Queen tells Harris of book concerns
The Queen has voiced her concerns about children being attracted to computer games and e-books rather than reading traditional paper books.
Her comments came as she presented author Joanne Harris with an MBE for services to literature.
Harris, whose books have been published in more than 40 countries, came to prominence when her 1999 novel Chocolat topped the best-seller lists in 1999.
The 2001 film version, which starred Juliette Binoche and Johnny Depp, brought the story of a single mother who divides opinion in a small French village when she opens a chocolate shop to an even wider audience.
Speaking after today's Buckingham Palace investiture ceremony, the writer said about the Queen: "She asked me what I thought about e-books and computer games and said that she feared that children were playing with those more than they were reading books.
"So I told her that we start them on e-books and computer games and TV and then try to get them on to books later."
Some ministers have suggested in the past that computer games and television are distracting youngsters from reading.
And research by the National Literacy Trust published earlier this year found that a majority of children preferred to read on screens rather than from books but those who used the new technology had weaker literacy skills.
Speaking about her MBE, the author said: "It's wonderful to be recognised and it's wonderful to see the world of literature be recognised every time this happens to one of us."
She added: "Books may change shape but people will always need stories, and the shape of those stories may alter. I think hard copy books are here to stay for a long time. The fact they're branching out into other areas doesn't feel threatening at all."
Also at today's ceremony, former TUC leader Sir Brendan Barber was knighted by the Queen and described the honour as recognition of the vital role unions play in society.
He spent almost a decade as general secretary of the Trades Union Congress before leaving at the end of last year, although he held several jobs over 37 years at the union organisation.
Sir Brendan worked as policy officer and headed the TUC's press and information and organisation and industrial relations departments.
He gained a reputation as a skilled negotiator, helping to resolve a number of disputes, in between finding time to watch his beloved Everton football team.
Sir Brendan said: "I've viewed the knighthood as very much recognition of the role that unions play - a hugely important part of what makes Britain work.
"We make lives better for millions of people and for that to be recognised in the honours system is appropriate."
Asked if he had now become part of the establishment, Sir Brendan laughed and said "I don't think of it in that way"m adding "trade unionism will go from strength to strength".
Sue Lloyd-Roberts, a BBC Newsnight reporter who specialises in covering human rights issues around the globe, was made a CBE by the Queen for services to journalism.

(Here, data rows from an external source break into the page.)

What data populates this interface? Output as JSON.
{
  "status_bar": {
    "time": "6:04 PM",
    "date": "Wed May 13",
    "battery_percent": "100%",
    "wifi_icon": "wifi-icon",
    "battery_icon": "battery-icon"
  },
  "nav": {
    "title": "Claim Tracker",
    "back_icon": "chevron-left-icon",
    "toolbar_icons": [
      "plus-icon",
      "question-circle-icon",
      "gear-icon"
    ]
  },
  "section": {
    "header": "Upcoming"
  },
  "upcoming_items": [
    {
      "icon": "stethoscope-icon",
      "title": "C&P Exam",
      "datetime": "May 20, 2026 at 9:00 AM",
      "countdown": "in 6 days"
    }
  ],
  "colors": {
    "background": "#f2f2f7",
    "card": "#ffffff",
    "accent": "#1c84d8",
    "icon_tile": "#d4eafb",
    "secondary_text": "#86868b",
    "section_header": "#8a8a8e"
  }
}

Earlier this year she was named international journalist of the year at the One World Media Awards.
Ms Lloyd-Roberts received plaudits for her reports about female genital mutilation in Egypt, ethnic violence in Burma and medical testing on India's poor.
She said: "It's good that there's a journalist here at the Palace, we've had quite a bad press recently."

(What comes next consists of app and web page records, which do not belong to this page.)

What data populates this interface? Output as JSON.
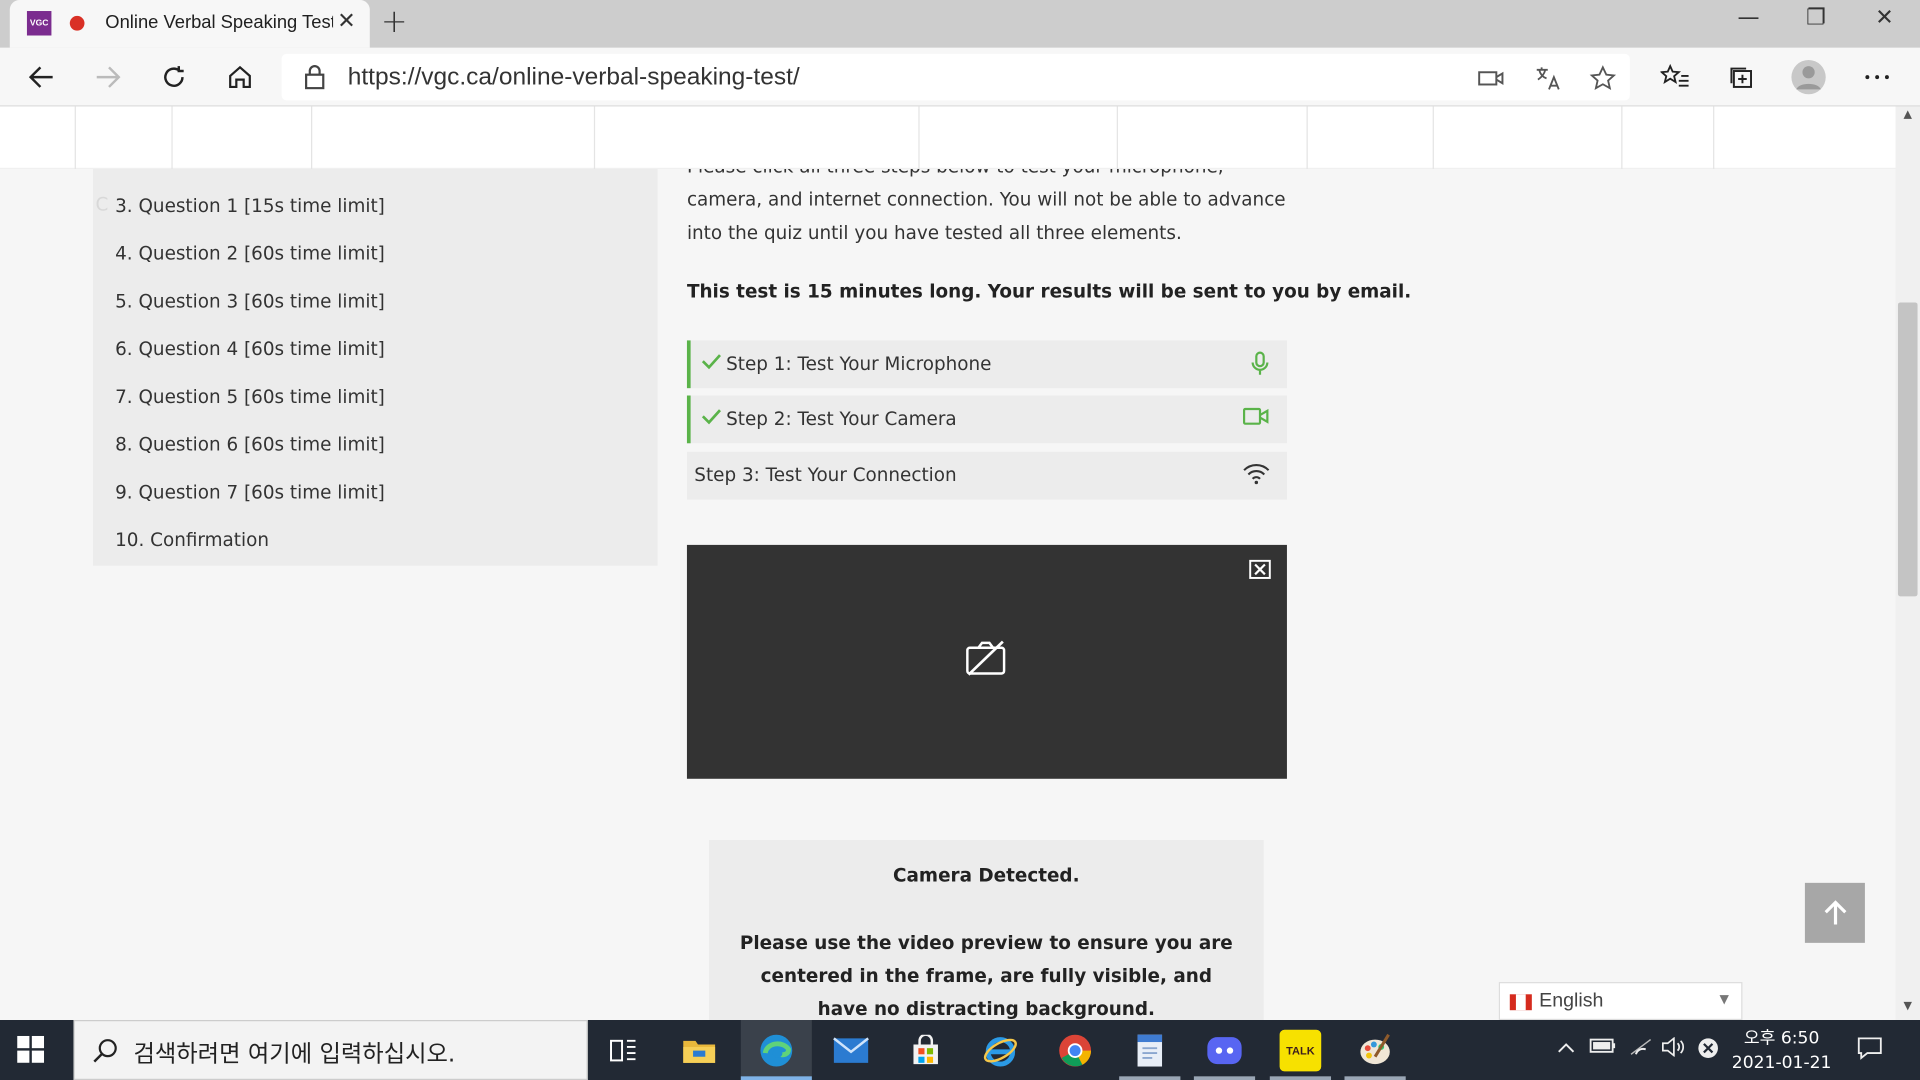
{
  "browser": {
    "tab": {
      "favicon_text": "VGC",
      "title": "Online Verbal Speaking Test",
      "close": "✕"
    },
    "new_tab": "+",
    "window_controls": {
      "minimize": "—",
      "restore": "❐",
      "close": "✕"
    },
    "url": "https://vgc.ca/online-verbal-speaking-test/"
  },
  "sidebar": {
    "ghost_text": "C",
    "items": [
      "3. Question 1 [15s time limit]",
      "4. Question 2 [60s time limit]",
      "5. Question 3 [60s time limit]",
      "6. Question 4 [60s time limit]",
      "7. Question 5 [60s time limit]",
      "8. Question 6 [60s time limit]",
      "9. Question 7 [60s time limit]",
      "10. Confirmation"
    ]
  },
  "main": {
    "intro": "Please click all three steps below to test your microphone, camera, and internet connection. You will not be able to advance into the quiz until you have tested all three elements.",
    "notice": "This test is 15 minutes long. Your results will be sent to you by email.",
    "steps": [
      {
        "label": "Step 1: Test Your Microphone",
        "done": true
      },
      {
        "label": "Step 2: Test Your Camera",
        "done": true
      },
      {
        "label": "Step 3: Test Your Connection",
        "done": false
      }
    ],
    "detect_title": "Camera Detected.",
    "detect_text": "Please use the video preview to ensure you are centered in the frame, are fully visible, and have no distracting background."
  },
  "language": {
    "selected": "English",
    "caret": "▼"
  },
  "taskbar": {
    "search_placeholder": "검색하려면 여기에 입력하십시오.",
    "talk_label": "TALK",
    "clock_time": "오후 6:50",
    "clock_date": "2021-01-21"
  },
  "colors": {
    "accent_green": "#5ab349",
    "camera_bg": "#333333",
    "tab_favicon": "#7b2c8f"
  }
}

The journalist said the development of small video cameras in the 1980s revolutionised her work: "It means no country can close its gates to journalists any more, any country that allows tourists in armed with a camera (that development) has helped hugely."

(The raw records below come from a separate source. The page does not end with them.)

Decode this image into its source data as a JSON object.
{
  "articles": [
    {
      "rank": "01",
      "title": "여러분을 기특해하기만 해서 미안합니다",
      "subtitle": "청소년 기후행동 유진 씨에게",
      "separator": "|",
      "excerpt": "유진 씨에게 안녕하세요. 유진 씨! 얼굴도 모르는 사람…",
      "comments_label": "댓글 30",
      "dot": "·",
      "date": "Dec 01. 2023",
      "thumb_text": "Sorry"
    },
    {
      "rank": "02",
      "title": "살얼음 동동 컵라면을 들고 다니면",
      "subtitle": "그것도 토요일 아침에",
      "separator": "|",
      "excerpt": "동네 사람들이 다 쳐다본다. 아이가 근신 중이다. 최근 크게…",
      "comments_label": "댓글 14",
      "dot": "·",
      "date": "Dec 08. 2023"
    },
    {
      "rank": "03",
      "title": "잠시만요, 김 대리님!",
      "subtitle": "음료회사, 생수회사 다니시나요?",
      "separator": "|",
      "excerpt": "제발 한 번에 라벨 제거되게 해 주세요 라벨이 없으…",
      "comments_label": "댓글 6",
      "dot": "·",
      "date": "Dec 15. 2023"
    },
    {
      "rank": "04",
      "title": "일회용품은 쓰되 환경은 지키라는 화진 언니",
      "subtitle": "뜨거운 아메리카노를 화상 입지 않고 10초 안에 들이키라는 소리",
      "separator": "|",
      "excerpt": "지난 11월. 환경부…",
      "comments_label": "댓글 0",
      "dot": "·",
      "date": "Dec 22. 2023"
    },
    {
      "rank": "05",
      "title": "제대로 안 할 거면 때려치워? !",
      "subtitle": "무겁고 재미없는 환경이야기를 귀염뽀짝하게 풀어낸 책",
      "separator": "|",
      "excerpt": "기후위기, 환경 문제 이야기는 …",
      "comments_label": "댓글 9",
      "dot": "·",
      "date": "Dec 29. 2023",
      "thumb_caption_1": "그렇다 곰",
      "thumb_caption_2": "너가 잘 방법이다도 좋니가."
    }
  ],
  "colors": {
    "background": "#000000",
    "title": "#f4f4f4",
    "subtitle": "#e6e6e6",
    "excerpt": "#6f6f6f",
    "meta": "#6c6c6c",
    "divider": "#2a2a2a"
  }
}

Lieutenant Colonel Jasper De Quincey Adams was awarded an OBE for leading 1st The Queen's Dragoon Guards in Helmand Province, Afghanistan, during 2012.
The officer, now working on force development at the Ministry of Defence, said: "I joined the Army to command soldiers pure and simple, it's the best job in the world. For the last 20 years it's also been one of the most exciting, which has been fantastic.
"In Helmand it's quite frankly astonishing how much good we've done, whether or not it will endure is up to the Afghans."